Glackens painted many of his artworks in the parks of New York City. This particular work shows off the natural features of the East River Park in contrast with the dingy sight of Brooklyn across the water. The park has a tranquil, quiet feel, while across the busy river, smokestacks pour smog into the gray sky. The parks in New York City acted as an escape of sorts for many immigrants who were forced to live in the close, cramped rooms of Brooklyn and Manhattan.

“East River Park” by William Glackens | © Public Domain/WikiCommons

New York by George Bellows

Bellows’ 1911 work shows a city humming with life, as figures, carriages, and cars move every direction through the streets, and high-rises covered in advertisements stretch to the sky. The painting is very in-your-face with its hectic mood, and it is especially aggressive when compared to some of Bellows’ quieter portrayals of New York City. The painting is like a mosaic of life in the early 1900s, and you can almost feel the rhythm of the city.

“New York” by George Bellows | © Public Domain/WikiCommons

Summer Interior by Edward Hopper

Hopper’s Summer Interior, painted in 1909, shows something that doesn’t often crop up in popular Realist paintings – nudity. Yet the woman’s lowered gaze and her drab surroundings paint a picture of city living from the interior perspective. The bedroom, which has a cramped, hot feeling, is mostly bare and disheveled, and the woman wears only a simple, white shirt. This painting, again, blends Realism and Modernism.

“Summer Interior” by Edward Hopper | © Public Domain/WikiCommons

The Canfield Gambling House by Everett Shinn

Here we are presented with another drab scene of urban life in New York City. It’s winter, and by the looks of the couple hurrying away under an umbrella, it’s quite cold outside. A horse, carriage, and driver wait in front of the gambling house, and both figures look rather unhappy to be out in the quiet, snow and ice-covered streets.

“The Canfield Gambling House” by Everett Shinn | © Public Domain/WikiCommons

The Soda Fountain by William Glackens

Glackens often changed his painting style and his subject matter throughout his life. Although he started off painting grimy urban scenes, he was influenced by Impressionism and soon broke free from ‘true’ American Realism. Glackens started painting picturesque landscapes and beach scenes as well as portraits and still-lifes. His 1935 work The Soda Fountain, which was his last painting, used vibrant colors much unlike his earlier scenes of city life, and it showed a decadence that was often not present in works of Realism. This painting breaks from Realism in many ways, but it is fascinating to see the influences of Realism Glackens carried through to his later style.

“The Soda Fountain” by William Glackens | © Public Domain/WikiCommons

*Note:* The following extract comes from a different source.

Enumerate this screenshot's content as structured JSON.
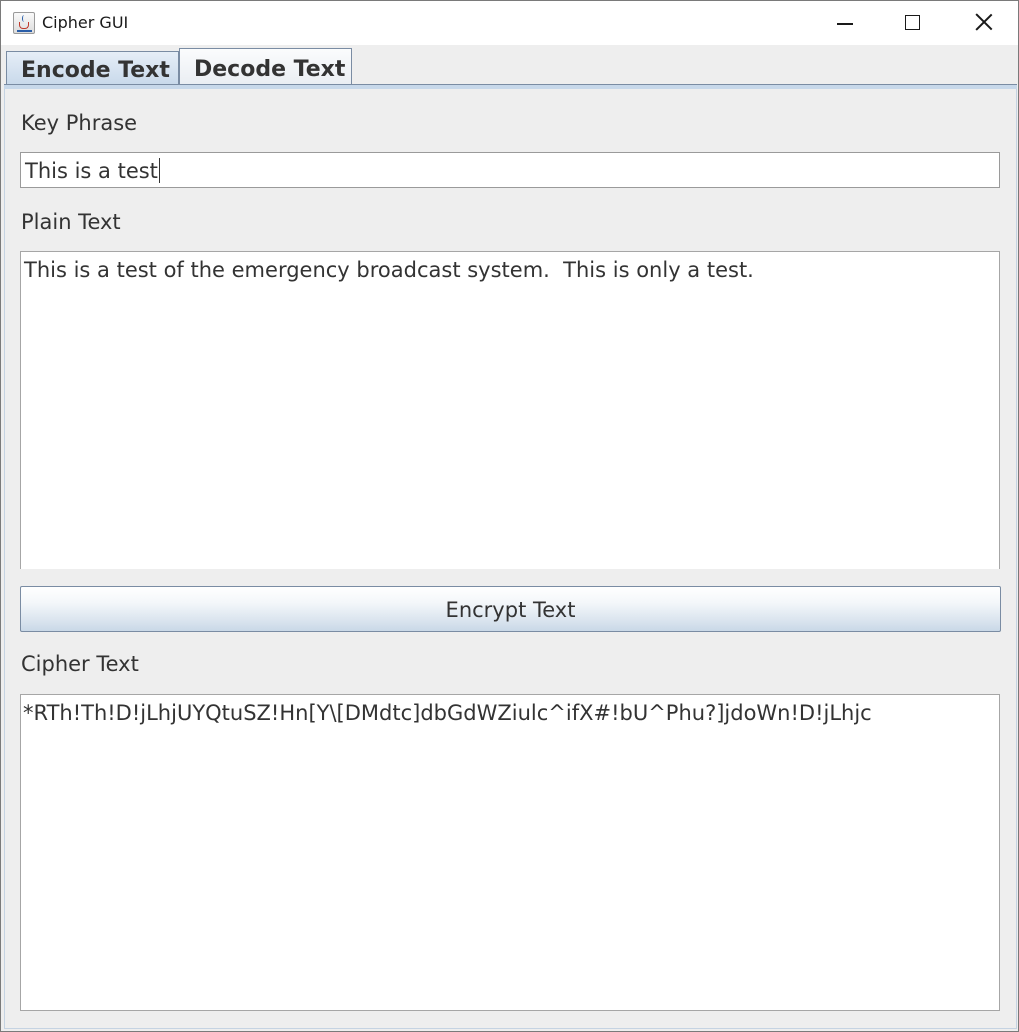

Cliff Dwellers by George Bellows

Bellows’ 1913 painting Cliff Dwellers is another of his most famous, showing a crowd of people gathered outside in New York City’s Lower East Side. Lines of laundry are strung across the street and adults and children flood the streets, fill the fire escapes, and lounge on the stoops, presumably warm with summer heat. The colors are quite monochromatic, featuring many shades of brown, and the painting shows just how densely packed the immigrant neighborhoods were in the early 20th century.

“Cliff Dwellers” by George Bellows | © Public Domain/WikiCommons

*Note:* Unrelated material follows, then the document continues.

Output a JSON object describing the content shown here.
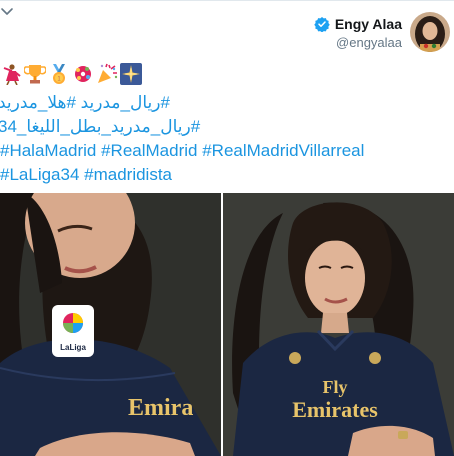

Fruit Stand Coney Island by William Glackens

Fruit Stand Coney Island is another work by Glackens that portrays a dull, dark-hued scene. As this is one of his early works – it was painted in 1898 – the painting doesn’t have the color that was present in his later creations. His early work focused solely on scenes of daily life, and this particular painting shows a number of figures surrounding a simple fruit stand.

“Fruit Stand Coney Island” by William James Glackens | © Public Domain/WikiCommons

Cookies Policy

We and our partners use cookies to better understand your needs, improve performance and provide you with personalised content and advertisements. To allow us to provide a better and more tailored experience please click "OK"